*Task details*. Below are the records; print them all without any alteration.

*Supplied records*.
-------------------------
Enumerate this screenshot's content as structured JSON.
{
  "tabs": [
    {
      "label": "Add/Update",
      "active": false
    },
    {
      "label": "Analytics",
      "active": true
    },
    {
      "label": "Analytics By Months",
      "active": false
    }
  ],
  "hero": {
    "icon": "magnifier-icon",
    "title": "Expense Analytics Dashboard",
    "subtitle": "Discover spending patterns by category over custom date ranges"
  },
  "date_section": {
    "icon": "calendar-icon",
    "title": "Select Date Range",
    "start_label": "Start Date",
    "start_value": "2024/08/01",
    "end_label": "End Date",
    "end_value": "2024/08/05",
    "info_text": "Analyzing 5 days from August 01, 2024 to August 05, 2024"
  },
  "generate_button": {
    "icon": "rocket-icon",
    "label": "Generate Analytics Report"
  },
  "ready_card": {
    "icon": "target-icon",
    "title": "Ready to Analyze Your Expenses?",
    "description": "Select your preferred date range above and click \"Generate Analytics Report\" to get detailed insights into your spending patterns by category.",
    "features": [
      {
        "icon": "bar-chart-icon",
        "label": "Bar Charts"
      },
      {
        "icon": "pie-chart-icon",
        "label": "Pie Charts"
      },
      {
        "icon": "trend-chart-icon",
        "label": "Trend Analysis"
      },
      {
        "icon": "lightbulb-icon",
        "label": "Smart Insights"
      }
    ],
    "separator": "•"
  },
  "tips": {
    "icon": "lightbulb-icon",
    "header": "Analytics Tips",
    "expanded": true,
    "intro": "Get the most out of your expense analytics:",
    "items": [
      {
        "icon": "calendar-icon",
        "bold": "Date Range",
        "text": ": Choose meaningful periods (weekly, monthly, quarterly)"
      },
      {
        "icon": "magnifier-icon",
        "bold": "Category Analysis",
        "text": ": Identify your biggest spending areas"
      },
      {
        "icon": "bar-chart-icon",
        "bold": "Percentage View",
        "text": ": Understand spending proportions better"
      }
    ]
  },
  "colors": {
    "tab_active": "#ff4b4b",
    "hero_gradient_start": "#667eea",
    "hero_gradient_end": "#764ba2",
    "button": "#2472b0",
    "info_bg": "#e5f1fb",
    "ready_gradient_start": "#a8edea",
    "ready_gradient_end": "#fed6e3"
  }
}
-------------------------
*Task response*.
Enumerate this screenshot's content as structured JSON.
{
  "tabs": [
    {
      "label": "Add/Update",
      "active": false
    },
    {
      "label": "Analytics",
      "active": true
    },
    {
      "label": "Analytics By Months",
      "active": false
    }
  ],
  "hero": {
    "icon": "magnifier-icon",
    "title": "Expense Analytics Dashboard",
    "subtitle": "Discover spending patterns by category over custom date ranges"
  },
  "date_section": {
    "icon": "calendar-icon",
    "title": "Select Date Range",
    "start_label": "Start Date",
    "start_value": "2024/08/01",
    "end_label": "End Date",
    "end_value": "2024/08/05",
    "info_text": "Analyzing 5 days from August 01, 2024 to August 05, 2024"
  },
  "generate_button": {
    "icon": "rocket-icon",
    "label": "Generate Analytics Report"
  },
  "ready_card": {
    "icon": "target-icon",
    "title": "Ready to Analyze Your Expenses?",
    "description": "Select your preferred date range above and click \"Generate Analytics Report\" to get detailed insights into your spending patterns by category.",
    "features": [
      {
        "icon": "bar-chart-icon",
        "label": "Bar Charts"
      },
      {
        "icon": "pie-chart-icon",
        "label": "Pie Charts"
      },
      {
        "icon": "trend-chart-icon",
        "label": "Trend Analysis"
      },
      {
        "icon": "lightbulb-icon",
        "label": "Smart Insights"
      }
    ],
    "separator": "•"
  },
  "tips": {
    "icon": "lightbulb-icon",
    "header": "Analytics Tips",
    "expanded": true,
    "intro": "Get the most out of your expense analytics:",
    "items": [
      {
        "icon": "calendar-icon",
        "bold": "Date Range",
        "text": ": Choose meaningful periods (weekly, monthly, quarterly)"
      },
      {
        "icon": "magnifier-icon",
        "bold": "Category Analysis",
        "text": ": Identify your biggest spending areas"
      },
      {
        "icon": "bar-chart-icon",
        "bold": "Percentage View",
        "text": ": Understand spending proportions better"
      }
    ]
  },
  "colors": {
    "tab_active": "#ff4b4b",
    "hero_gradient_start": "#667eea",
    "hero_gradient_end": "#764ba2",
    "button": "#2472b0",
    "info_bg": "#e5f1fb",
    "ready_gradient_start": "#a8edea",
    "ready_gradient_end": "#fed6e3"
  }
}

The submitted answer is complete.